The centre-left has so far defended, albeit discreetly, the principle of free movement. The centre-right in different guises has started to shift. Recent declarations by CDU politicians in Germany as well as by sections of the French UMP and elsewhere means that the UK government is not alone in venting these concerns. But any fundamental change such as a cap on numbers availing themselves of this right, beyond the flexibilities of the Citizenship Directive, requires an amendment to the Treaties, and that means unanimity, ratification in 28 parliaments and might even then fall foul of antidiscrimination principles.
The route preferred by most on the centre-left follows a different two-track approach. People have the right to move but have to be able to demonstrate that they can support themselves in their new country of residence. That’s what the Treaty and the Directive say and socialists in the Netherlands and the UK have not ruled out tightening national conditions concerning access to social security but within the scope of current EU legislation.
The real problem is that current rules are corrupting this fundamental right, particularly the Posted Workers Directive which allows employers to by-pass national social and employment standards by importing cheap labour temporarily, and the Agency Workers directive which uses third parties, not covered by national provisions, as employment intermediaries. This is a form of social dumping and discriminates against nationals in their own member states.
So the first strand is to amend this legislation in the name of equal pay for equal work, and ensure conformity with national labour law and social rights. The socialist government in Paris succeeded last December in getting a majority in Council to agree in principle to amend the current Posted Workers Directive. Labour is pushing for a revision of the Agency Workers Directive. Both changes look set to make it into the European Socialist manifesto. Of course there are also illegal employment practices which have similar or worse effects. Labour inspection at European and national level needs strengthening.
The second strand of the battle against social dumping is to recognise the motivation behind large scale movements of workers, such as that which occurred in 2004; that is the huge disparities in social standards and pay spurring people to take their chances in other member states and leading to possible strains on housing and education if not properly managed. The medium-term answer to this must be to promote a steady rise in Europe-wide minimum social provision including a European system of national minimum wages which can halt this race to the bottom.
This debate, either chipping away at the basic right to freedom of movement or tackling social dumping as one of the real causes of declining living standards on the other will be central to the 2014 EP elections. Martin Schulz, the Socialist standard-bearer has been clear and vocal, both in his defence of the principle of free movement and in his support for higher general social standards throughout the EU. We will see what the candidates from the EPP and ALDE say when they are chosen, but the signs are that on the conservative side the message will be more opaque.

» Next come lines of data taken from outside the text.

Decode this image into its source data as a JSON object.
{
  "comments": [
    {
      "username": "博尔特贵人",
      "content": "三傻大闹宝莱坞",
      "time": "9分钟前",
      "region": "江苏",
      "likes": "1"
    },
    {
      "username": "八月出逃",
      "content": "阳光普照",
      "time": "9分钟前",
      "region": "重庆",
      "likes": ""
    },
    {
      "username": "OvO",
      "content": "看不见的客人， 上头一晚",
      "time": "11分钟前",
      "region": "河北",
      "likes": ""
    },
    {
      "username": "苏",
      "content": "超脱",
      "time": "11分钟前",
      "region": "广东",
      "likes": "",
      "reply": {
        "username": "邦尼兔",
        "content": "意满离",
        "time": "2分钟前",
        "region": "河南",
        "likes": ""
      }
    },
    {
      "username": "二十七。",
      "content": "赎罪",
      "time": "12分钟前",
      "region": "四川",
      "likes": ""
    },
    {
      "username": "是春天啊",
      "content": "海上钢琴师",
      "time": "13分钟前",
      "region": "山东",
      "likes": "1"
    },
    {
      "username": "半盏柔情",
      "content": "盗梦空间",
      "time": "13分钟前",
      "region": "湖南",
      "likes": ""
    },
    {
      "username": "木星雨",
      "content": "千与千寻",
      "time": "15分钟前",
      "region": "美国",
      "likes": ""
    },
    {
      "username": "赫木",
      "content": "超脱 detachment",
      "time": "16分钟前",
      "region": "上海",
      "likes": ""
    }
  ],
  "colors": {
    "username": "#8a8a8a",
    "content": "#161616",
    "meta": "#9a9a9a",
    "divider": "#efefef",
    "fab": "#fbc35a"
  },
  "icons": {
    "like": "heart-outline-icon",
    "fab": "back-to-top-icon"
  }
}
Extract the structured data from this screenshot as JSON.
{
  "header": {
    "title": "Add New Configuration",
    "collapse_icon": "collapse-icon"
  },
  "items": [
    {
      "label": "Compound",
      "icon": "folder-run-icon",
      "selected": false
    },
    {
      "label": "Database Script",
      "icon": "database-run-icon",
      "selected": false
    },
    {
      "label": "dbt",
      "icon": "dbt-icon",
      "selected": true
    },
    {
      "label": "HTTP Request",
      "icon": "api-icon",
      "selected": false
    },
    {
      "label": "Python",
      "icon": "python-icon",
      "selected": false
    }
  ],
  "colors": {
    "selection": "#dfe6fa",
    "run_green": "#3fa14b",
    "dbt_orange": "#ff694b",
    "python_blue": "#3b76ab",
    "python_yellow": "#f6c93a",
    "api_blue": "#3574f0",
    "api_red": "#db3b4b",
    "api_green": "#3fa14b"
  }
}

This is an important debate and an utterly relevant one for the 2014 elections where the result will matter.
This commentary was first published on the website of centre-left think tank Policy Network.